1017 BR Amsterdam
A museum showcasing folk costumes and a rich cultural history of The Netherlands. Amazing colors and beautiful craftsmanship are presented mostly with women’s clothes - blouses, hats, dresses, shoes but also some clothing for men and children. The Dutch Costume Museum presents its exceptional collection of Dutch vintage clothes on mannequins.
Fashion for Good
1012 KZ Amsterdam
The world’s first interactive museum for sustainable fashion innovation, Fashion for Good shares ideas for taking action to change the future of fashion, both on a personal and industry level. Their mission is to bring together the entire fashion ecosystem through innovation and to be a convenor for change.
Museum of Bags and Purses
1017 CD Amsterdam
Devoted to the history of bags, purses, and their related accessories, the museum’s collection includes over 5,000 items dating back to the sixteenth century. Located in Amsterdam’s historic central canal belt in a traditional 17th century home on the Herengracht. The museum began as a private collection of antique dealers, Hendrikje and Heinz Ivo from Amstelveen.
Fashion and Textile Museum
83 Bermondsey Street
London SE1 3XF
The Fashion and Textile Museum Collection highlights the changing face of contemporary fashion from 1947 to the present day. All items in the Collection relate to the design and production of fashion, textiles and jewellery, with a number of key garments from designers including Christian Dior, Balenciaga, Biba, Mary Quant and Vivienne Westwood.
Fashion Museum Bath
Bennett Street, Bath
BA1 2QH, UK
The collection was started by Doris Langley Moore, who gave her collection to the city of Bath in 1963. It focuses on fashionable dress for men, women and children from the late 16th century to the present day and has more than 100,000 objects. The earliest pieces are embroidered shirts and gloves from about 1600.
Victoria and Albert Museum
London SW7 2RL
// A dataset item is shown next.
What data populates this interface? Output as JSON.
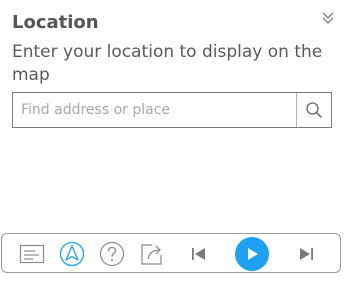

Spanning five centuries, the Fashion collection is the largest and most comprehensive collection of dress in the world. Key items in the collection include rare 17th century gowns, 18th century ‘mantua’ dresses, 1930s eveningwear, 1960s daywear and post-war couture. The collection is particularly strong from the 18th century onwards, containing mainly European fashion and accessories for men and women, together with important items of 19th century dress for the elite in India, China and Japan. The collection also includes a wide range of accessories from across the world, including footwear and hats.